The Jackson Volcano, also known as the Jackson Dome, is a fascinating attraction in Jackson, Mississippi. It carries a 125 million year history.
The volcano sits more than 2,900 feet beneath the city of the same name and located under the Mississippi Coliseum. The surrounding terrain is uplifted, creating a large area of rock dense enough to be noticed in local gravity measurements.
The Jackson Volcano hasn’t been active for more than 70 million years. It’s believed to have erupted about 66 million years ago. The most recent eruption was in the early Cretaceous period. Geologists have known about the volcano since the 1860s, but energy exploration has increased their understanding of its structure. A coral reef once existed within the dome’s caldera. It serves as a reminder of the deep geologic history of the Mississippi region.

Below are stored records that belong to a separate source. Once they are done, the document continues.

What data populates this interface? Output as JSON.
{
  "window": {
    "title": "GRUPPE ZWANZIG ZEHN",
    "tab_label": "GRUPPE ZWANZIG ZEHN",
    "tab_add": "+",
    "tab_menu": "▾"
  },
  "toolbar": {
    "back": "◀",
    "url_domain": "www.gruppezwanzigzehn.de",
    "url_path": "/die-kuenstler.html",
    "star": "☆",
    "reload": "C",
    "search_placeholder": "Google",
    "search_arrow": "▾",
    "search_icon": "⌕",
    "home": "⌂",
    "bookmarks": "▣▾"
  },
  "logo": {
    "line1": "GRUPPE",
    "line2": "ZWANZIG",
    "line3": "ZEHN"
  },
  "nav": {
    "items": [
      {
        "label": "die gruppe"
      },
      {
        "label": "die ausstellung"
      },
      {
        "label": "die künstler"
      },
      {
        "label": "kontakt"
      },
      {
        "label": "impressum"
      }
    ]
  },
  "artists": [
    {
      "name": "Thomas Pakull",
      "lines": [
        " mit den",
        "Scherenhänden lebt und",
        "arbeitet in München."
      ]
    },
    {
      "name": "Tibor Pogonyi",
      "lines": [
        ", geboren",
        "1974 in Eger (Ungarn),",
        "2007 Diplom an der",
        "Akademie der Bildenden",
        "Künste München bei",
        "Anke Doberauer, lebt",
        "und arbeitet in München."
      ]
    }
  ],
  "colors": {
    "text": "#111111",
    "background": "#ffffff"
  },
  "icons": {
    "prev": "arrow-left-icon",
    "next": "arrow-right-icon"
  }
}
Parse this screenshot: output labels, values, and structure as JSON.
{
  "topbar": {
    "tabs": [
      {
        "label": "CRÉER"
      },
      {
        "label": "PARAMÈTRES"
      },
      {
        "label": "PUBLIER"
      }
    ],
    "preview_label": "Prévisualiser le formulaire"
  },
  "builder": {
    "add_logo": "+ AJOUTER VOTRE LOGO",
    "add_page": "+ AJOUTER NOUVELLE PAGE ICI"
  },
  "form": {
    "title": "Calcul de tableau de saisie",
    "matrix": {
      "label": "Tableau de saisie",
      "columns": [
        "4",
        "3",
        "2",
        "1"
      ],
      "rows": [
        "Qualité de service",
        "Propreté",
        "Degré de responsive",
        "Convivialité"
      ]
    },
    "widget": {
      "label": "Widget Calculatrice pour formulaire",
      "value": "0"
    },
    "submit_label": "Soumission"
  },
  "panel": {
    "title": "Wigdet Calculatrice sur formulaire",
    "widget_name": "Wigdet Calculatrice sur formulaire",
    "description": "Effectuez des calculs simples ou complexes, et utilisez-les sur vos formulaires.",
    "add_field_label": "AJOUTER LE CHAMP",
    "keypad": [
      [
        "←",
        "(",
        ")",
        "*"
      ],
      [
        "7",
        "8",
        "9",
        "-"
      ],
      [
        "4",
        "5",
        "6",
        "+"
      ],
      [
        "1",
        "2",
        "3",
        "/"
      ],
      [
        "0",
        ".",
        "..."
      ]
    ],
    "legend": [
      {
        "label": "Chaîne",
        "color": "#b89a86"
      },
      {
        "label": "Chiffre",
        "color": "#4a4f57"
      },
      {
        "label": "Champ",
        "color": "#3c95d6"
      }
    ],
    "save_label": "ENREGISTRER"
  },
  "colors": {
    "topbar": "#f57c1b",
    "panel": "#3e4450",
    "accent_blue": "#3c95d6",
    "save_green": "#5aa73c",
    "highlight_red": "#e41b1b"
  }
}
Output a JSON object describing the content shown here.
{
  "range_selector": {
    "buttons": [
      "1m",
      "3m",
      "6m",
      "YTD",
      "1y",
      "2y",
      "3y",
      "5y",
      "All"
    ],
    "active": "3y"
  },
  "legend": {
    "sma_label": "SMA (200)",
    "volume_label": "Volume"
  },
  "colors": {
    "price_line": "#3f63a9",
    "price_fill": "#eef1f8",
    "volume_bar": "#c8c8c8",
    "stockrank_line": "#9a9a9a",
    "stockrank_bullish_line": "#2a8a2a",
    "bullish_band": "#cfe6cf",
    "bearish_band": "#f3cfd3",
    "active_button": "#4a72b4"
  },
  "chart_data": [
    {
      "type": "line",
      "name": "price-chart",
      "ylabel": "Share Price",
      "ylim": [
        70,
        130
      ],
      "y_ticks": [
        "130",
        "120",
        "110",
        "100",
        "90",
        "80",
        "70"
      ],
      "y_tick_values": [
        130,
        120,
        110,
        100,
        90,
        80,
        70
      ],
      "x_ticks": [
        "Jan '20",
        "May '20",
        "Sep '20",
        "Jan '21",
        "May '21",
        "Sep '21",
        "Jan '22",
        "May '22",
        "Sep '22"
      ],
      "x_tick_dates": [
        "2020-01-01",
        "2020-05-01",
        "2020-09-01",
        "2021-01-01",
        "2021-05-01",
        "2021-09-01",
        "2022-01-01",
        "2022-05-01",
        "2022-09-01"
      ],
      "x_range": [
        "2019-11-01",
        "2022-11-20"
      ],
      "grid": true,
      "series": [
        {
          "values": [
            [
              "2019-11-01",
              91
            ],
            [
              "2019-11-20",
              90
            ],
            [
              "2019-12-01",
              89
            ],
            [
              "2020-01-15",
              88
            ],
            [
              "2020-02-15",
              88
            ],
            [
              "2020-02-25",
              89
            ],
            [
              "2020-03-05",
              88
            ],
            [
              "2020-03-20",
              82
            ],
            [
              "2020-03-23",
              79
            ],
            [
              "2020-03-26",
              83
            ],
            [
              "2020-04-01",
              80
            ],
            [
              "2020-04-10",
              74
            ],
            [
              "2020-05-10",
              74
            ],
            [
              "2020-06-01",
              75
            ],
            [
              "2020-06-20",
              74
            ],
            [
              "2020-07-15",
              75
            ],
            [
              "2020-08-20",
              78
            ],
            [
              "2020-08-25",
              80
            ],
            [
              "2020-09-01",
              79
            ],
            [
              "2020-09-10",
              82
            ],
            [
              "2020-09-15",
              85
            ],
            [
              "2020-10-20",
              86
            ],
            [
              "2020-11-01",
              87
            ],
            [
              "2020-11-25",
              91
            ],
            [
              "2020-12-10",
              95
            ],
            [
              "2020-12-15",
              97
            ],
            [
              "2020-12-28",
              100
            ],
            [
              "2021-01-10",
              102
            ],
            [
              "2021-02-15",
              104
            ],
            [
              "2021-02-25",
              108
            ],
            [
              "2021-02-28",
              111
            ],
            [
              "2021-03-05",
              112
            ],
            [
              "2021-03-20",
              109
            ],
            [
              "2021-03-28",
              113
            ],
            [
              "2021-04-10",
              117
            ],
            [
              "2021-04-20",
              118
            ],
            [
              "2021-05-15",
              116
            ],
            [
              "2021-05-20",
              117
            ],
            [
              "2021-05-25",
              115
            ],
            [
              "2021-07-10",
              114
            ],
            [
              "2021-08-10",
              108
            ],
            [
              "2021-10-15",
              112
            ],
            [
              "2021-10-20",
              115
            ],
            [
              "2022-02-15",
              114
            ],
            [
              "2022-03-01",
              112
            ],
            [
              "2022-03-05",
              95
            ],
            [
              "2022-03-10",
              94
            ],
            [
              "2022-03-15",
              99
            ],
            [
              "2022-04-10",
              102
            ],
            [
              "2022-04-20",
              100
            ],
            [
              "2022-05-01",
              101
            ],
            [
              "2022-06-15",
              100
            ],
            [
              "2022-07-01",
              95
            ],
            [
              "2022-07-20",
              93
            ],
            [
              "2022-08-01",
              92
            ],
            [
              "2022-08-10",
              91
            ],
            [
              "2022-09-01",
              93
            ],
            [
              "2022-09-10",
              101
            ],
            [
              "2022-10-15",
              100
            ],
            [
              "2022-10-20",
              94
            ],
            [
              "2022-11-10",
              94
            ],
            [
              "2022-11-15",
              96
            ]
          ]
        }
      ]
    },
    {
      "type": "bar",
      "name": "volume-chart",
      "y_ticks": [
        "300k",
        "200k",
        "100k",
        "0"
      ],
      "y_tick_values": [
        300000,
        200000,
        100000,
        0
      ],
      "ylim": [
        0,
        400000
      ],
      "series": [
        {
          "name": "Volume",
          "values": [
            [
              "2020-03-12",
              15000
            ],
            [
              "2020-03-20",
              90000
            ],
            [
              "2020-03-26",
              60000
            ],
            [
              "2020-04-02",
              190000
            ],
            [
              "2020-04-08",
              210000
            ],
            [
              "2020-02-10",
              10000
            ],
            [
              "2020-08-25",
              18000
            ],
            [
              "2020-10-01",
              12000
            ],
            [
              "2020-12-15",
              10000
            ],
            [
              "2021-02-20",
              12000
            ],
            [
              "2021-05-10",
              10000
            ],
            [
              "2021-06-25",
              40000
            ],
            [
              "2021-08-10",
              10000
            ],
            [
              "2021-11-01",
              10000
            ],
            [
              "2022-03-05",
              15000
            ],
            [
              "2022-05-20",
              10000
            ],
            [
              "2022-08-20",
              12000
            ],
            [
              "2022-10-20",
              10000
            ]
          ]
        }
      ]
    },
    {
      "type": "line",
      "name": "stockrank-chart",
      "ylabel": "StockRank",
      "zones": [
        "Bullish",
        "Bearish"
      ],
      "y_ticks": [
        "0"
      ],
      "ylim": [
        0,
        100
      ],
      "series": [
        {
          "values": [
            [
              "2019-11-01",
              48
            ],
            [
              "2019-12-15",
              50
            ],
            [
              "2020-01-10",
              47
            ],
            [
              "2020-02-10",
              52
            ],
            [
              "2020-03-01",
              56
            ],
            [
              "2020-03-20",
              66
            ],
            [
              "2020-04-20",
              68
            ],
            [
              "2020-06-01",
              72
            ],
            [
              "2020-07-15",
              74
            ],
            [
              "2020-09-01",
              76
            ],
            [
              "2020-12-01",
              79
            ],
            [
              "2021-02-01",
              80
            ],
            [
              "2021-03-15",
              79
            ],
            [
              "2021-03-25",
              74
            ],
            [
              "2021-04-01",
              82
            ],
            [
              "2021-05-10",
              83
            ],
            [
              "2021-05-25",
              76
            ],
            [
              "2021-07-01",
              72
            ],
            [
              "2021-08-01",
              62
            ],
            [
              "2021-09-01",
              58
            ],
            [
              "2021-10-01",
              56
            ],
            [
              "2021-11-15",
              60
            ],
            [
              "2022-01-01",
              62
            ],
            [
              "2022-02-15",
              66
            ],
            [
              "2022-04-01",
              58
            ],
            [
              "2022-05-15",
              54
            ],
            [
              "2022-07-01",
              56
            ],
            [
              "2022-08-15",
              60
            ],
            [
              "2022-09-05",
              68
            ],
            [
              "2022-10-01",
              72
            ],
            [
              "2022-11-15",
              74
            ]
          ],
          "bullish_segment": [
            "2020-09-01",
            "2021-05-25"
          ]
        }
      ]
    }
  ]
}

The Jackson Volcano is the oldest known volcanic structure in the United States. The thick, dense area of rock serves to form the base of the city of Jackson. It built itself on top of an anticline that was formed millions of years ago. Its unique geological history makes the Mississippi volcanic region one of only four which exist inside-city in the United States.
Although the Jackson Volcano is now extinct, the dome still serves as a significant source of carbon dioxide east of the Mississippi River, which is crucial for oil production. The Jackson Volcano has been a source of natural gas and minor crude oil since the 1930s.
The crater that it left has a history of approximately 125 million years, and its main features are evident in the area’s geological history.